People United For Medical Marijuana is not affiliated with national or professional fundraising organizations, and Russell said raising money will be the biggest challenge. She estimates they need up to $5 million for advertising and administrative costs, declining to say how much has been raised so far.
In the drive for signatures, state government leaders could potentially pose a threat, as they have generally grown less tolerant of marijuana. Last year the Legislature voted to strengthen laws against illegal growers. Janes said the tax revenue estimates by the petitioners were overblown and assumed use of the drug would become widespread.
Florida's petition leaves it to the Legislature to decide how to regulate distribution and sale of the drug.
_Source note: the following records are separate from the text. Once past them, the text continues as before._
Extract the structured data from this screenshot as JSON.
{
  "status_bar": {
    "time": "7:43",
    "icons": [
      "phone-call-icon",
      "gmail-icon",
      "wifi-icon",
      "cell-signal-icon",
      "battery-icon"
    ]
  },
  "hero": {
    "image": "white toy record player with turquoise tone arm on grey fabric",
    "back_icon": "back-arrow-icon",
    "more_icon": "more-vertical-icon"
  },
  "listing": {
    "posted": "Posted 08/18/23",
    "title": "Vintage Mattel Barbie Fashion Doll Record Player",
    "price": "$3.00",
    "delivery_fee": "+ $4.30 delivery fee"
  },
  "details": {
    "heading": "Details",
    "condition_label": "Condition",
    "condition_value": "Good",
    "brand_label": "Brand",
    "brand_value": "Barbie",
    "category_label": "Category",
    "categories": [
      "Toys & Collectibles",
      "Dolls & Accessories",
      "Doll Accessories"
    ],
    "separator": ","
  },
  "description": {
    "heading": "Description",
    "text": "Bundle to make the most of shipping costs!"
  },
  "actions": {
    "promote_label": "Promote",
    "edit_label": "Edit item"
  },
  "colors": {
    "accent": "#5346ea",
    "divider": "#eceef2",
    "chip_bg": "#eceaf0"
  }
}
While California's bare-bones law has led to what some critics say is overprescription of marijuana, more current laws, such as the one that recently passed in Michigan, have guidelines meant to ensure only the truly ill will be able to get it.
In California, marijuana is sold in private shops called dispensaries. In other states patients with prescriptions for marijuana are required to carry ID cards, and it is only allowed to be grown by the patient or a designated caregiver.
Medically speaking, studies have shown benefits from marijuana, particularly for glaucoma and tremors. It has also been shown to increase appetite and alleviate the nausea caused by cancer treatments.
But the major medical associations have stopped short of endorsing it. The American Medical Association in November reconfirmed its decade-old policy that more research was needed. But it did assign a task force to take a closer look.
Dr. Jameel Audeh, a Sarasota oncologist, said back in 1985 when he was in training, marijuana was one of the best ways to relieve nausea in cancer patients. But now there are legal drugs he said work as well, including a legalized pill containing a synthetic version of the ingredient found in marijuana, THC. The potential health problems caused by marijuana, such as lung damage, outweigh the need for it, Audeh said.
"For cancer patients, this would only be needed for a very narrow group, if anyone, and I'm not sure that justifies making it legal because of all the other problems it would cause," Audeh said.
A terminally ill cancer patient in Sarasota, who asked not to be identified because he does not want to be targeted by police, believes marijuana has kept him alive two years longer than doctors expected. He does not grow it himself because of the risk of getting caught.
Instead he relies on gifts from friends or dealers who charge up to $100 a week. Mainly the drug helps with his mood and appetite, he said. The cancer started in his esophagus and spread to his lungs, stomach and liver. When smoking marijuana became painful because it made him cough, a friend made a vaporizer from a heat gun and a plastic bag.
"Cancer is a fight against appetite and keeping weight on," he said in an interview at his home. "If you can keep the weight on you can stay alive longer."
To anyone who thinks it should be illegal, he urges compassion. He is 61 and has two children. At just over 5-foot-10, he weighs only 145 pounds.
"It gives me a quality of life I wouldn't have without it."